WHAT YOU NEED TO DO: A verbatim reprint of the records below is what this exercise asks for.

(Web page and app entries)
--- START ---
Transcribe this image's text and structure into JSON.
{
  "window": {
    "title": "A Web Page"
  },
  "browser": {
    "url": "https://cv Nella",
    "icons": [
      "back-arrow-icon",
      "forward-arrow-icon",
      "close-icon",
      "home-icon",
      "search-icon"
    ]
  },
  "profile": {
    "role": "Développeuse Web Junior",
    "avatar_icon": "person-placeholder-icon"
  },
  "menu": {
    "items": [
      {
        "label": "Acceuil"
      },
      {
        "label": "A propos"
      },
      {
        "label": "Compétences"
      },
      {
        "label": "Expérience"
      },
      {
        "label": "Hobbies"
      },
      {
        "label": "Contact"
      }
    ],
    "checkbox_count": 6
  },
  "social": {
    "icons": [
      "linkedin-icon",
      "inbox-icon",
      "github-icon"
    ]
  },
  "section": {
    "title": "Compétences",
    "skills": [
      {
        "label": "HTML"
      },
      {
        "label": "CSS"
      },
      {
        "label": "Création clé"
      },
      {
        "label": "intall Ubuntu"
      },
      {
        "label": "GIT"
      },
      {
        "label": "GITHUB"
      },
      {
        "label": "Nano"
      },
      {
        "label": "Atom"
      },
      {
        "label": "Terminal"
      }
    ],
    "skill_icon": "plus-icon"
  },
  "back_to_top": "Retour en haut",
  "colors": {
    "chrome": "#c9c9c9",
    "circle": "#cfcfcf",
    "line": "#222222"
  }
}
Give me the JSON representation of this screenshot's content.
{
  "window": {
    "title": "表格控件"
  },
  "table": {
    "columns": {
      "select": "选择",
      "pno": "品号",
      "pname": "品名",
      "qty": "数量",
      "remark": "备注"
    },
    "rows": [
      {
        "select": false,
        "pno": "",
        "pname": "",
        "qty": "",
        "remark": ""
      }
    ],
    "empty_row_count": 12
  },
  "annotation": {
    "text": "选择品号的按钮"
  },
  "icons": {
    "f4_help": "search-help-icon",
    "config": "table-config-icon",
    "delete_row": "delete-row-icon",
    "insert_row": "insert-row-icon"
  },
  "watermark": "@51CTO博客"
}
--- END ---
WORKED SOLUTION:
Transcribe this image's text and structure into JSON.
{
  "window": {
    "title": "A Web Page"
  },
  "browser": {
    "url": "https://cv Nella",
    "icons": [
      "back-arrow-icon",
      "forward-arrow-icon",
      "close-icon",
      "home-icon",
      "search-icon"
    ]
  },
  "profile": {
    "role": "Développeuse Web Junior",
    "avatar_icon": "person-placeholder-icon"
  },
  "menu": {
    "items": [
      {
        "label": "Acceuil"
      },
      {
        "label": "A propos"
      },
      {
        "label": "Compétences"
      },
      {
        "label": "Expérience"
      },
      {
        "label": "Hobbies"
      },
      {
        "label": "Contact"
      }
    ],
    "checkbox_count": 6
  },
  "social": {
    "icons": [
      "linkedin-icon",
      "inbox-icon",
      "github-icon"
    ]
  },
  "section": {
    "title": "Compétences",
    "skills": [
      {
        "label": "HTML"
      },
      {
        "label": "CSS"
      },
      {
        "label": "Création clé"
      },
      {
        "label": "intall Ubuntu"
      },
      {
        "label": "GIT"
      },
      {
        "label": "GITHUB"
      },
      {
        "label": "Nano"
      },
      {
        "label": "Atom"
      },
      {
        "label": "Terminal"
      }
    ],
    "skill_icon": "plus-icon"
  },
  "back_to_top": "Retour en haut",
  "colors": {
    "chrome": "#c9c9c9",
    "circle": "#cfcfcf",
    "line": "#222222"
  }
}
Give me the JSON representation of this screenshot's content.
{
  "window": {
    "title": "表格控件"
  },
  "table": {
    "columns": {
      "select": "选择",
      "pno": "品号",
      "pname": "品名",
      "qty": "数量",
      "remark": "备注"
    },
    "rows": [
      {
        "select": false,
        "pno": "",
        "pname": "",
        "qty": "",
        "remark": ""
      }
    ],
    "empty_row_count": 12
  },
  "annotation": {
    "text": "选择品号的按钮"
  },
  "icons": {
    "f4_help": "search-help-icon",
    "config": "table-config-icon",
    "delete_row": "delete-row-icon",
    "insert_row": "insert-row-icon"
  },
  "watermark": "@51CTO博客"
}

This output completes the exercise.